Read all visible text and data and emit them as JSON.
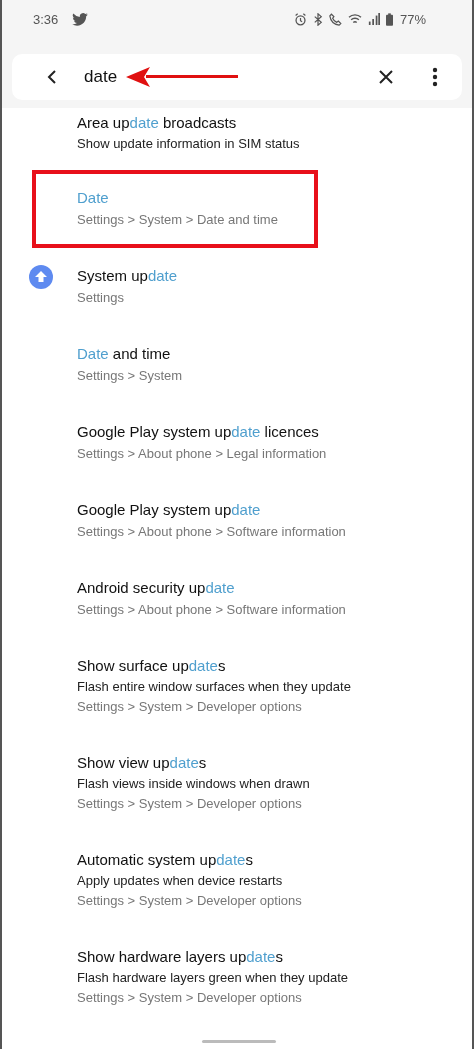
{
  "status_bar": {
    "time": "3:36",
    "battery": "77%"
  },
  "search": {
    "value": "date",
    "pointer_arrow": true
  },
  "results": [
    {
      "title": [
        {
          "text": "Area up",
          "match": false
        },
        {
          "text": "date",
          "match": true
        },
        {
          "text": " broadcasts",
          "match": false
        }
      ],
      "description": "Show update information in SIM status",
      "highlighted": false
    },
    {
      "title": [
        {
          "text": "Date",
          "match": true
        }
      ],
      "path": "Settings > System > Date and time",
      "highlighted": true
    },
    {
      "title": [
        {
          "text": "System up",
          "match": false
        },
        {
          "text": "date",
          "match": true
        }
      ],
      "path": "Settings",
      "highlighted": false,
      "kind": "update"
    },
    {
      "title": [
        {
          "text": "Date",
          "match": true
        },
        {
          "text": " and time",
          "match": false
        }
      ],
      "path": "Settings > System",
      "highlighted": false
    },
    {
      "title": [
        {
          "text": "Google Play system up",
          "match": false
        },
        {
          "text": "date",
          "match": true
        },
        {
          "text": " licences",
          "match": false
        }
      ],
      "path": "Settings > About phone > Legal information",
      "highlighted": false
    },
    {
      "title": [
        {
          "text": "Google Play system up",
          "match": false
        },
        {
          "text": "date",
          "match": true
        }
      ],
      "path": "Settings > About phone > Software information",
      "highlighted": false
    },
    {
      "title": [
        {
          "text": "Android security up",
          "match": false
        },
        {
          "text": "date",
          "match": true
        }
      ],
      "path": "Settings > About phone > Software information",
      "highlighted": false
    },
    {
      "title": [
        {
          "text": "Show surface up",
          "match": false
        },
        {
          "text": "date",
          "match": true
        },
        {
          "text": "s",
          "match": false
        }
      ],
      "description": "Flash entire window surfaces when they update",
      "path": "Settings > System > Developer options",
      "highlighted": false
    },
    {
      "title": [
        {
          "text": "Show view up",
          "match": false
        },
        {
          "text": "date",
          "match": true
        },
        {
          "text": "s",
          "match": false
        }
      ],
      "description": "Flash views inside windows when drawn",
      "path": "Settings > System > Developer options",
      "highlighted": false
    },
    {
      "title": [
        {
          "text": "Automatic system up",
          "match": false
        },
        {
          "text": "date",
          "match": true
        },
        {
          "text": "s",
          "match": false
        }
      ],
      "description": "Apply updates when device restarts",
      "path": "Settings > System > Developer options",
      "highlighted": false
    },
    {
      "title": [
        {
          "text": "Show hardware layers up",
          "match": false
        },
        {
          "text": "date",
          "match": true
        },
        {
          "text": "s",
          "match": false
        }
      ],
      "description": "Flash hardware layers green when they update",
      "path": "Settings > System > Developer options",
      "highlighted": false
    }
  ]
}
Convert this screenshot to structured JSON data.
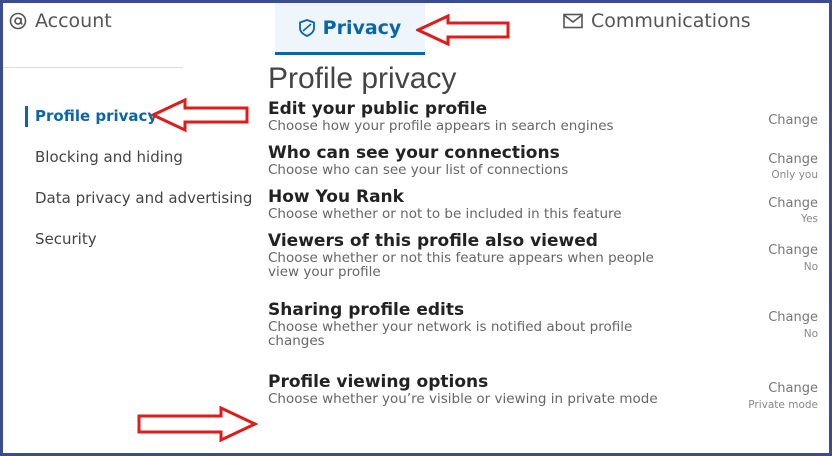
{
  "tabs": [
    {
      "label": "Account",
      "icon": "at-sign-icon"
    },
    {
      "label": "Privacy",
      "icon": "shield-icon",
      "active": true
    },
    {
      "label": "Communications",
      "icon": "envelope-icon"
    }
  ],
  "sidebar": {
    "items": [
      {
        "label": "Profile privacy",
        "active": true
      },
      {
        "label": "Blocking and hiding"
      },
      {
        "label": "Data privacy and advertising"
      },
      {
        "label": "Security"
      }
    ]
  },
  "main": {
    "title": "Profile privacy",
    "settings": [
      {
        "title": "Edit your public profile",
        "desc": "Choose how your profile appears in search engines",
        "action": "Change",
        "value": ""
      },
      {
        "title": "Who can see your connections",
        "desc": "Choose who can see your list of connections",
        "action": "Change",
        "value": "Only you"
      },
      {
        "title": "How You Rank",
        "desc": "Choose whether or not to be included in this feature",
        "action": "Change",
        "value": "Yes"
      },
      {
        "title": "Viewers of this profile also viewed",
        "desc": "Choose whether or not this feature appears when people view your profile",
        "action": "Change",
        "value": "No"
      },
      {
        "title": "Sharing profile edits",
        "desc": "Choose whether your network is notified about profile changes",
        "action": "Change",
        "value": "No"
      },
      {
        "title": "Profile viewing options",
        "desc": "Choose whether you’re visible or viewing in private mode",
        "action": "Change",
        "value": "Private mode"
      }
    ]
  },
  "colors": {
    "accent": "#0a66a8",
    "frame": "#3b4d8f",
    "annotation_arrow": "#e01b1b"
  }
}
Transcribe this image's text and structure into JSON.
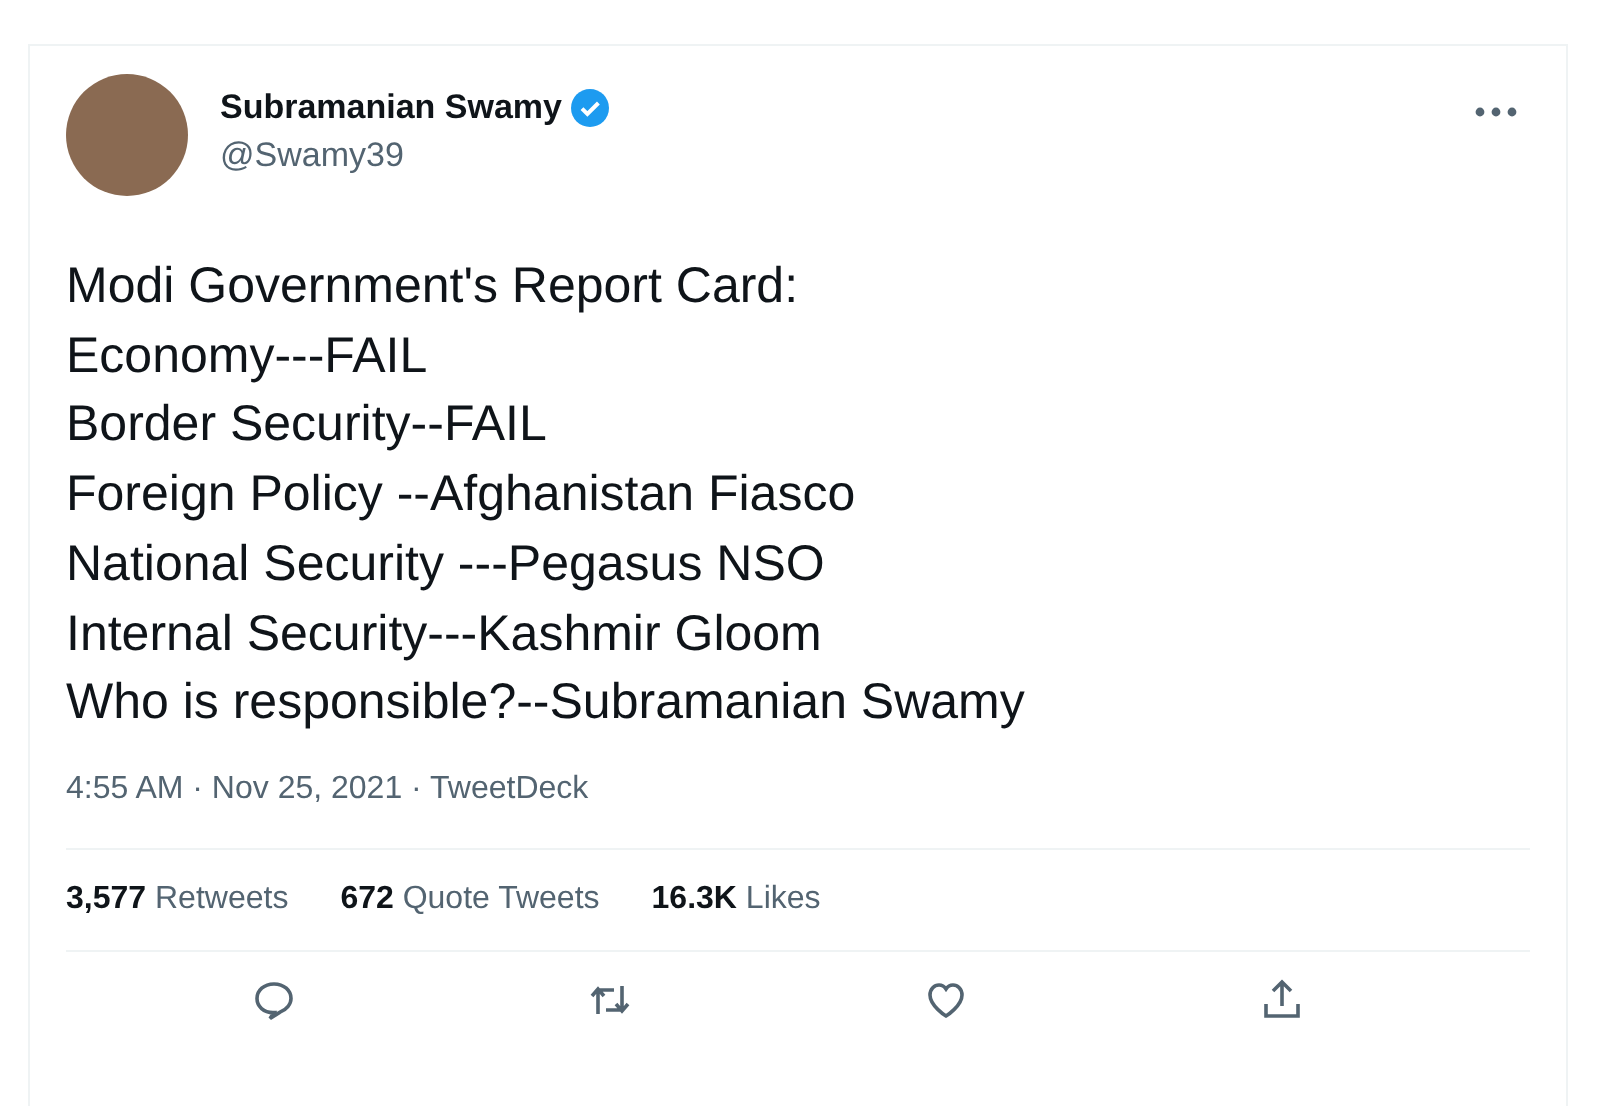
{
  "author": {
    "name": "Subramanian Swamy",
    "handle": "@Swamy39",
    "verified": true
  },
  "tweet_text": "Modi Government's Report Card:\nEconomy---FAIL\nBorder Security--FAIL\nForeign Policy --Afghanistan Fiasco\nNational Security ---Pegasus NSO\nInternal Security---Kashmir Gloom\nWho is responsible?--Subramanian Swamy",
  "timestamp": "4:55 AM · Nov 25, 2021 · TweetDeck",
  "stats": [
    {
      "text": "**3,577** Retweets"
    },
    {
      "text": "**672** Quote Tweets"
    },
    {
      "text": "**16.3K** Likes"
    }
  ],
  "actions": [
    {
      "kind": "reply"
    },
    {
      "kind": "retweet"
    },
    {
      "kind": "like"
    },
    {
      "kind": "share"
    }
  ]
}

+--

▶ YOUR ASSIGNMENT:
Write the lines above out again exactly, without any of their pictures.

▶ EXERCISE RESPONSE:
Read all visible text and data and emit them as JSON.
{
  "status_bar": {
    "time": "3:36",
    "battery": "77%"
  },
  "search": {
    "value": "date",
    "pointer_arrow": true
  },
  "results": [
    {
      "title": [
        {
          "text": "Area up",
          "match": false
        },
        {
          "text": "date",
          "match": true
        },
        {
          "text": " broadcasts",
          "match": false
        }
      ],
      "description": "Show update information in SIM status",
      "highlighted": false
    },
    {
      "title": [
        {
          "text": "Date",
          "match": true
        }
      ],
      "path": "Settings > System > Date and time",
      "highlighted": true
    },
    {
      "title": [
        {
          "text": "System up",
          "match": false
        },
        {
          "text": "date",
          "match": true
        }
      ],
      "path": "Settings",
      "highlighted": false,
      "kind": "update"
    },
    {
      "title": [
        {
          "text": "Date",
          "match": true
        },
        {
          "text": " and time",
          "match": false
        }
      ],
      "path": "Settings > System",
      "highlighted": false
    },
    {
      "title": [
        {
          "text": "Google Play system up",
          "match": false
        },
        {
          "text": "date",
          "match": true
        },
        {
          "text": " licences",
          "match": false
        }
      ],
      "path": "Settings > About phone > Legal information",
      "highlighted": false
    },
    {
      "title": [
        {
          "text": "Google Play system up",
          "match": false
        },
        {
          "text": "date",
          "match": true
        }
      ],
      "path": "Settings > About phone > Software information",
      "highlighted": false
    },
    {
      "title": [
        {
          "text": "Android security up",
          "match": false
        },
        {
          "text": "date",
          "match": true
        }
      ],
      "path": "Settings > About phone > Software information",
      "highlighted": false
    },
    {
      "title": [
        {
          "text": "Show surface up",
          "match": false
        },
        {
          "text": "date",
          "match": true
        },
        {
          "text": "s",
          "match": false
        }
      ],
      "description": "Flash entire window surfaces when they update",
      "path": "Settings > System > Developer options",
      "highlighted": false
    },
    {
      "title": [
        {
          "text": "Show view up",
          "match": false
        },
        {
          "text": "date",
          "match": true
        },
        {
          "text": "s",
          "match": false
        }
      ],
      "description": "Flash views inside windows when drawn",
      "path": "Settings > System > Developer options",
      "highlighted": false
    },
    {
      "title": [
        {
          "text": "Automatic system up",
          "match": false
        },
        {
          "text": "date",
          "match": true
        },
        {
          "text": "s",
          "match": false
        }
      ],
      "description": "Apply updates when device restarts",
      "path": "Settings > System > Developer options",
      "highlighted": false
    },
    {
      "title": [
        {
          "text": "Show hardware layers up",
          "match": false
        },
        {
          "text": "date",
          "match": true
        },
        {
          "text": "s",
          "match": false
        }
      ],
      "description": "Flash hardware layers green when they update",
      "path": "Settings > System > Developer options",
      "highlighted": false
    }
  ]
}
Convert this screenshot to structured JSON data.
{
  "tabs": [
    {
      "label": "Account",
      "icon": "at-sign-icon"
    },
    {
      "label": "Privacy",
      "icon": "shield-icon",
      "active": true
    },
    {
      "label": "Communications",
      "icon": "envelope-icon"
    }
  ],
  "sidebar": {
    "items": [
      {
        "label": "Profile privacy",
        "active": true
      },
      {
        "label": "Blocking and hiding"
      },
      {
        "label": "Data privacy and advertising"
      },
      {
        "label": "Security"
      }
    ]
  },
  "main": {
    "title": "Profile privacy",
    "settings": [
      {
        "title": "Edit your public profile",
        "desc": "Choose how your profile appears in search engines",
        "action": "Change",
        "value": ""
      },
      {
        "title": "Who can see your connections",
        "desc": "Choose who can see your list of connections",
        "action": "Change",
        "value": "Only you"
      },
      {
        "title": "How You Rank",
        "desc": "Choose whether or not to be included in this feature",
        "action": "Change",
        "value": "Yes"
      },
      {
        "title": "Viewers of this profile also viewed",
        "desc": "Choose whether or not this feature appears when people view your profile",
        "action": "Change",
        "value": "No"
      },
      {
        "title": "Sharing profile edits",
        "desc": "Choose whether your network is notified about profile changes",
        "action": "Change",
        "value": "No"
      },
      {
        "title": "Profile viewing options",
        "desc": "Choose whether you’re visible or viewing in private mode",
        "action": "Change",
        "value": "Private mode"
      }
    ]
  },
  "colors": {
    "accent": "#0a66a8",
    "frame": "#3b4d8f",
    "annotation_arrow": "#e01b1b"
  }
}
Transcribe this image's text and structure into JSON.
{
  "author": {
    "name": "Subramanian Swamy",
    "handle": "@Swamy39",
    "verified": true
  },
  "tweet_text": "Modi Government's Report Card:\nEconomy---FAIL\nBorder Security--FAIL\nForeign Policy --Afghanistan Fiasco\nNational Security ---Pegasus NSO\nInternal Security---Kashmir Gloom\nWho is responsible?--Subramanian Swamy",
  "timestamp": "4:55 AM · Nov 25, 2021 · TweetDeck",
  "stats": [
    {
      "text": "**3,577** Retweets"
    },
    {
      "text": "**672** Quote Tweets"
    },
    {
      "text": "**16.3K** Likes"
    }
  ],
  "actions": [
    {
      "kind": "reply"
    },
    {
      "kind": "retweet"
    },
    {
      "kind": "like"
    },
    {
      "kind": "share"
    }
  ]
}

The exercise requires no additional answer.